We can use changing our body temperature as a way to cool down quickly. Using a bowl of cold water, try submerging your face for about 30 seconds. You can also use ice packs, or a cold shower.
To help shift your emotions you can participate in intense exercise. This can really help “let out some steam” and lower your emotional temperature gauge. You could get out and try hill sprints, start doing jumping jacks, lifting weight, or something that would be considered as “intense” for your current capabilities.
Paced breathing is a technique that helps activate your parasympathetic nervous system. It’s this nervous system that helps your body relax after high periods of stress and emotion.
Paced breathing can be as simple as breathing in deeply for a count of 5 and exhaling for 7. Creator of DBT, Marsha M. Linehan has created a wonderful video explaining the process which we’ve included below.
Pros and Cons
This skill involves making a list of the pros and cons of tolerating the distress versus not tolerating it. It can help us weigh the consequences of the actions we want to act out on during a crisis.

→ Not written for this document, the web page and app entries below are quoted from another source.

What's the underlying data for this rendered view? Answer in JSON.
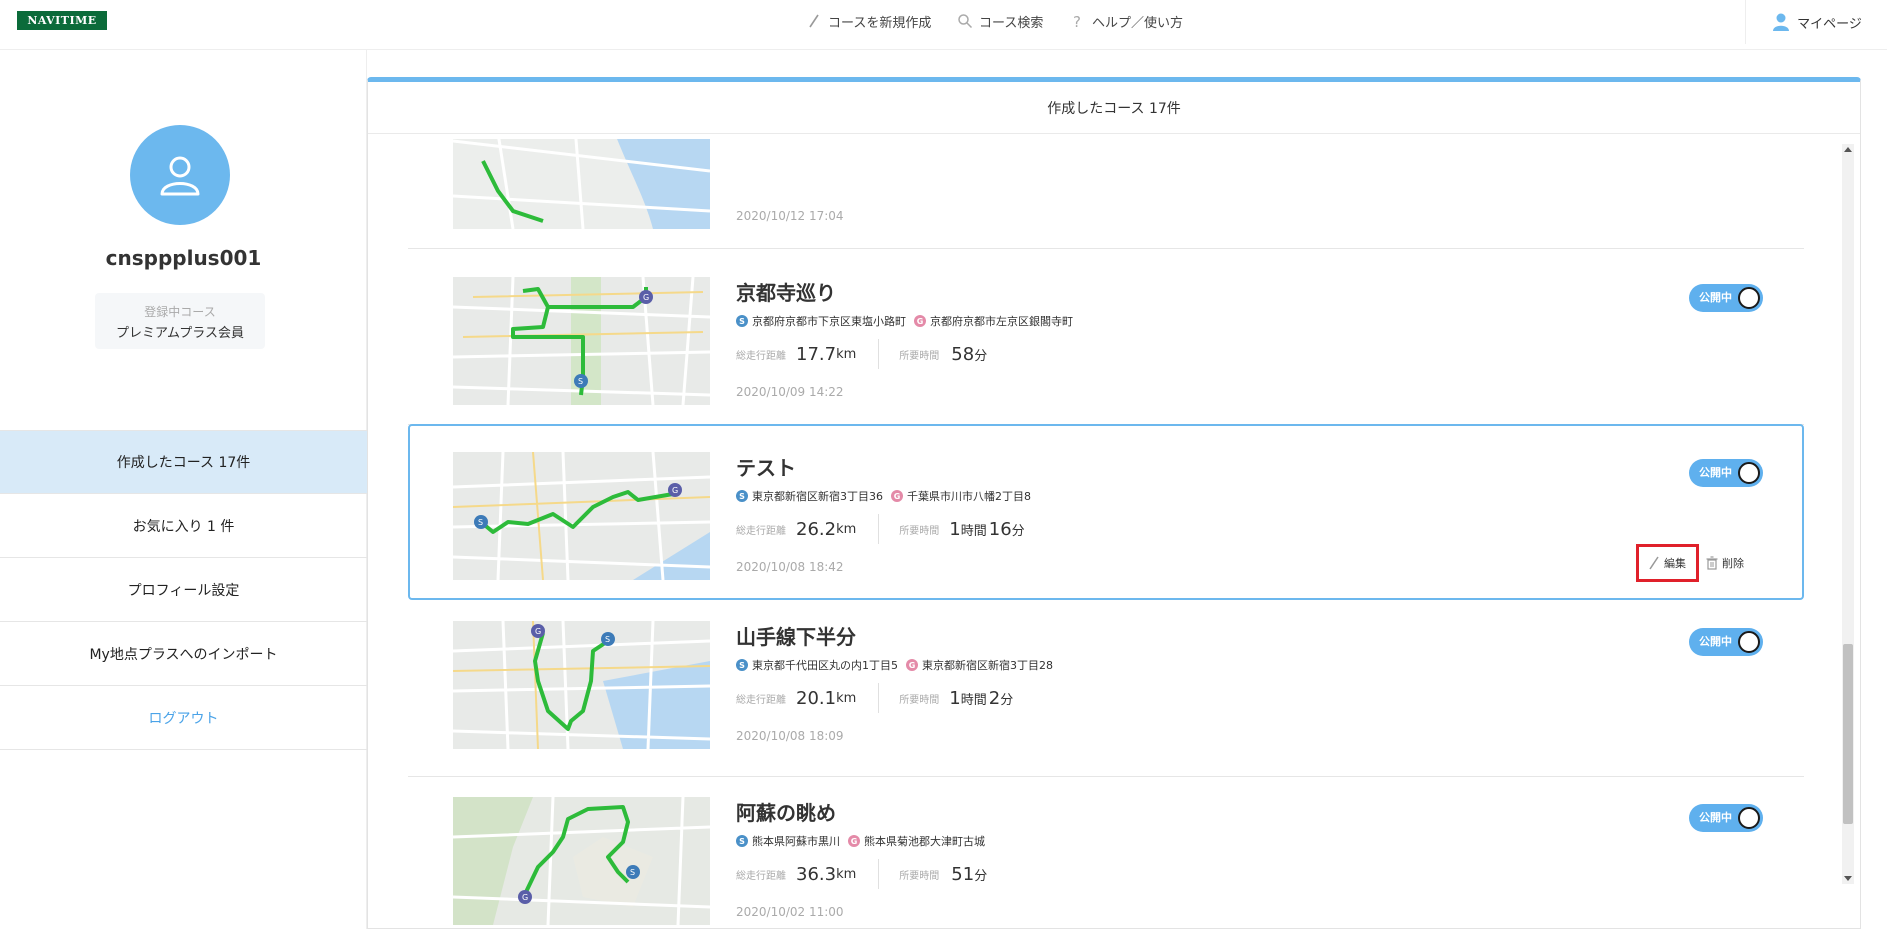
{
  "header": {
    "logo": "NAVITIME",
    "nav": [
      {
        "label": "コースを新規作成",
        "icon": "pencil-icon"
      },
      {
        "label": "コース検索",
        "icon": "search-icon"
      },
      {
        "label": "ヘルプ／使い方",
        "icon": "question-icon"
      }
    ],
    "mypage": "マイページ"
  },
  "sidebar": {
    "username": "cnsppplus001",
    "plan_label": "登録中コース",
    "plan_value": "プレミアムプラス会員",
    "menu": [
      {
        "label": "作成したコース 17件",
        "active": true
      },
      {
        "label": "お気に入り 1 件",
        "active": false
      },
      {
        "label": "プロフィール設定",
        "active": false
      },
      {
        "label": "My地点プラスへのインポート",
        "active": false
      },
      {
        "label": "ログアウト",
        "active": false
      }
    ]
  },
  "panel": {
    "title": "作成したコース 17件"
  },
  "labels": {
    "distance": "総走行距離",
    "time": "所要時間",
    "edit": "編集",
    "delete": "削除",
    "public": "公開中",
    "start_badge": "S",
    "goal_badge": "G"
  },
  "courses": [
    {
      "date": "2020/10/12 17:04"
    },
    {
      "title": "京都寺巡り",
      "start": "京都府京都市下京区東塩小路町",
      "goal": "京都府京都市左京区銀閣寺町",
      "distance": "17.7",
      "distance_unit": "km",
      "time_h": "",
      "time_h_unit": "",
      "time_m": "58",
      "time_m_unit": "分",
      "date": "2020/10/09 14:22"
    },
    {
      "title": "テスト",
      "start": "東京都新宿区新宿3丁目36",
      "goal": "千葉県市川市八幡2丁目8",
      "distance": "26.2",
      "distance_unit": "km",
      "time_h": "1",
      "time_h_unit": "時間",
      "time_m": "16",
      "time_m_unit": "分",
      "date": "2020/10/08 18:42"
    },
    {
      "title": "山手線下半分",
      "start": "東京都千代田区丸の内1丁目5",
      "goal": "東京都新宿区新宿3丁目28",
      "distance": "20.1",
      "distance_unit": "km",
      "time_h": "1",
      "time_h_unit": "時間",
      "time_m": "2",
      "time_m_unit": "分",
      "date": "2020/10/08 18:09"
    },
    {
      "title": "阿蘇の眺め",
      "start": "熊本県阿蘇市黒川",
      "goal": "熊本県菊池郡大津町古城",
      "distance": "36.3",
      "distance_unit": "km",
      "time_h": "",
      "time_h_unit": "",
      "time_m": "51",
      "time_m_unit": "分",
      "date": "2020/10/02 11:00"
    }
  ],
  "colors": {
    "accent": "#6cb8ee",
    "logo_bg": "#0b6b3a",
    "route": "#2dbb3a",
    "highlight": "#e0202a"
  }
}
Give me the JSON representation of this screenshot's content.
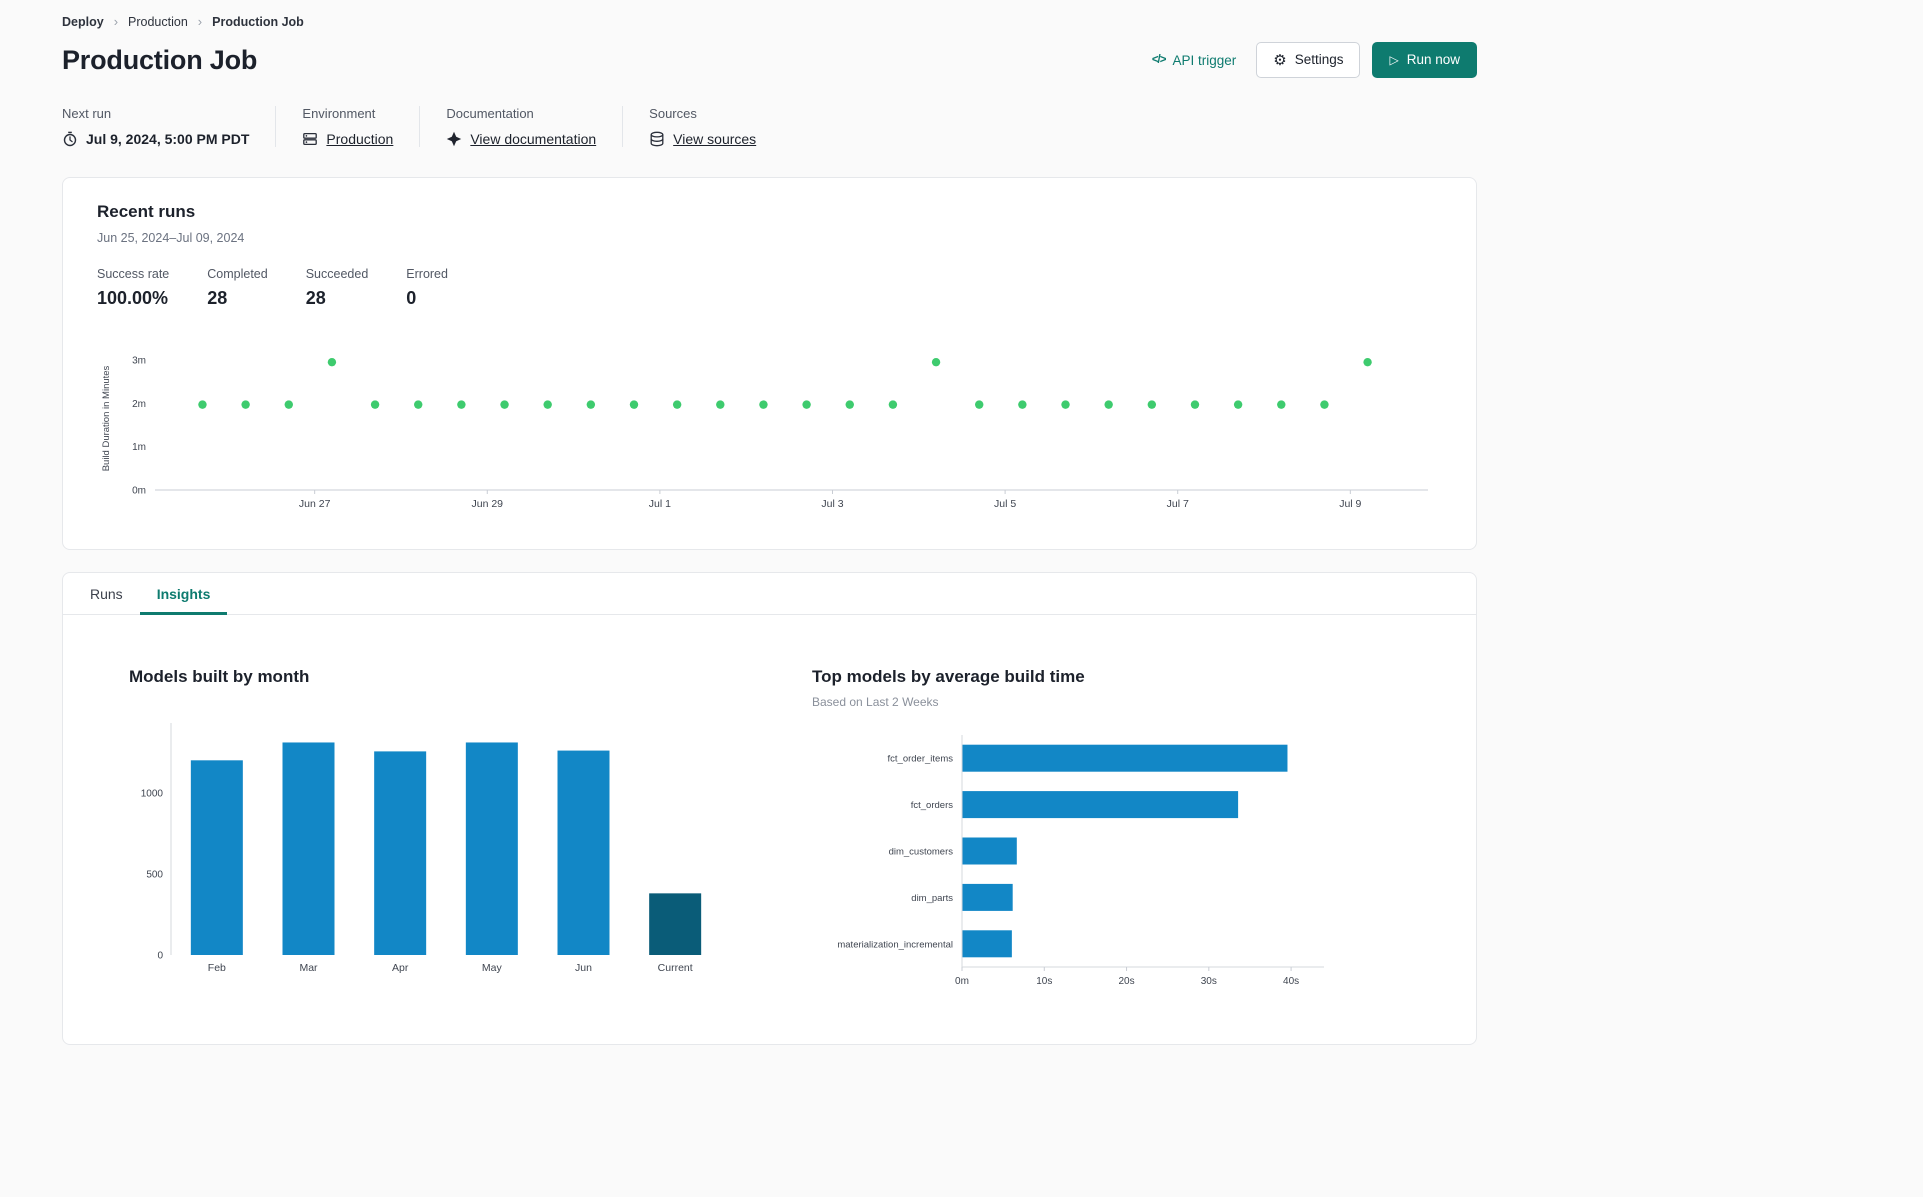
{
  "breadcrumb": {
    "separator": "›",
    "items": [
      {
        "label": "Deploy"
      },
      {
        "label": "Production"
      },
      {
        "label": "Production Job"
      }
    ]
  },
  "header": {
    "title": "Production Job",
    "api_trigger_label": "API trigger",
    "settings_label": "Settings",
    "run_now_label": "Run now"
  },
  "info": {
    "next_run": {
      "label": "Next run",
      "value": "Jul 9, 2024, 5:00 PM PDT",
      "icon": "clock-icon"
    },
    "environment": {
      "label": "Environment",
      "value": "Production",
      "icon": "environment-icon"
    },
    "documentation": {
      "label": "Documentation",
      "value": "View documentation",
      "icon": "dbt-docs-icon"
    },
    "sources": {
      "label": "Sources",
      "value": "View sources",
      "icon": "database-icon"
    }
  },
  "recent_runs": {
    "title": "Recent runs",
    "date_range": "Jun 25, 2024–Jul 09, 2024",
    "stats": [
      {
        "label": "Success rate",
        "value": "100.00%"
      },
      {
        "label": "Completed",
        "value": "28"
      },
      {
        "label": "Succeeded",
        "value": "28"
      },
      {
        "label": "Errored",
        "value": "0"
      }
    ]
  },
  "tabs": [
    {
      "label": "Runs",
      "active": false
    },
    {
      "label": "Insights",
      "active": true
    }
  ],
  "colors": {
    "accent_teal": "#0e7b6f",
    "run_dot_green": "#3ecb6e",
    "bar_blue": "#1287c6",
    "bar_dark_blue": "#0a5c78"
  },
  "chart_data": [
    {
      "type": "scatter",
      "ylabel": "Build Duration in Minutes",
      "y_ticks": [
        "0m",
        "1m",
        "2m",
        "3m"
      ],
      "ylim": [
        0,
        3.3
      ],
      "x_ticks": [
        "Jun 27",
        "Jun 29",
        "Jul 1",
        "Jul 3",
        "Jul 5",
        "Jul 7",
        "Jul 9"
      ],
      "x_tick_positions": [
        2,
        4,
        6,
        8,
        10,
        12,
        14
      ],
      "xlim": [
        0.15,
        14.9
      ],
      "point_color": "#3ecb6e",
      "points": [
        {
          "x": 0.7,
          "y": 1.97
        },
        {
          "x": 1.2,
          "y": 1.97
        },
        {
          "x": 1.7,
          "y": 1.97
        },
        {
          "x": 2.2,
          "y": 2.95
        },
        {
          "x": 2.7,
          "y": 1.97
        },
        {
          "x": 3.2,
          "y": 1.97
        },
        {
          "x": 3.7,
          "y": 1.97
        },
        {
          "x": 4.2,
          "y": 1.97
        },
        {
          "x": 4.7,
          "y": 1.97
        },
        {
          "x": 5.2,
          "y": 1.97
        },
        {
          "x": 5.7,
          "y": 1.97
        },
        {
          "x": 6.2,
          "y": 1.97
        },
        {
          "x": 6.7,
          "y": 1.97
        },
        {
          "x": 7.2,
          "y": 1.97
        },
        {
          "x": 7.7,
          "y": 1.97
        },
        {
          "x": 8.2,
          "y": 1.97
        },
        {
          "x": 8.7,
          "y": 1.97
        },
        {
          "x": 9.2,
          "y": 2.95
        },
        {
          "x": 9.7,
          "y": 1.97
        },
        {
          "x": 10.2,
          "y": 1.97
        },
        {
          "x": 10.7,
          "y": 1.97
        },
        {
          "x": 11.2,
          "y": 1.97
        },
        {
          "x": 11.7,
          "y": 1.97
        },
        {
          "x": 12.2,
          "y": 1.97
        },
        {
          "x": 12.7,
          "y": 1.97
        },
        {
          "x": 13.2,
          "y": 1.97
        },
        {
          "x": 13.7,
          "y": 1.97
        },
        {
          "x": 14.2,
          "y": 2.95
        }
      ]
    },
    {
      "type": "bar",
      "title": "Models built by month",
      "categories": [
        "Feb",
        "Mar",
        "Apr",
        "May",
        "Jun",
        "Current"
      ],
      "values": [
        1200,
        1310,
        1255,
        1310,
        1260,
        380
      ],
      "y_ticks": [
        0,
        500,
        1000
      ],
      "ylim": [
        0,
        1430
      ],
      "bar_color": "#1287c6",
      "highlight_index": 5,
      "highlight_color": "#0a5c78"
    },
    {
      "type": "hbar",
      "title": "Top models by average build time",
      "subtitle": "Based on Last 2 Weeks",
      "categories": [
        "fct_order_items",
        "fct_orders",
        "dim_customers",
        "dim_parts",
        "materialization_incremental"
      ],
      "values": [
        39.5,
        33.5,
        6.6,
        6.1,
        6.0
      ],
      "x_ticks": [
        "0m",
        "10s",
        "20s",
        "30s",
        "40s"
      ],
      "x_tick_values": [
        0,
        10,
        20,
        30,
        40
      ],
      "xlim": [
        0,
        44
      ],
      "bar_color": "#1287c6"
    }
  ]
}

While this is a core DBT concept, it can also be considered a distress tolerance skill. Radical acceptance involves fully accepting the reality of a situation, even if it’s painful, and letting go of the struggle against it.
One thing we like to say around here is “We don’t have to like it, but we can accept it”
Lastly, in the distress tolerance DBT skills, we have opposite action. When the urge to engage in a destructive behaviour is strong, opposite action involves doing something that is opposite to the emotional impulse. For example, if you feel like isolating when you’re distressed, opposite action might involve reaching out to a friend and keeping connected with others.
The Distress Tolerance DBT skills are incredibly powerful skills which can help us reach a point where we can tolerate distressful situations, reduce the chances of acting out in harmful ways, and get ourselves into a headspace where we can move forward using skills from the other DBT modules.
However, it is always important to remember that if you find yourself in a crisis situation and you are concerned for your safety or you are worried about someone who has expressed suicidal intentions, then you or they should contact 111 or their GP surgery. The Samaritans also offer a 24hr confidential helpline 116 123.
If you are interested in starting your own DBT journey, we offer in person DBT therapy in Buckinghamshire, and we also offer an online group DBT course. Reach out to us today using the form below if you’d like to learn more. Our clinical admin team will then get in touch for a no-obligation and confidential conversation about how DBT could benefit you.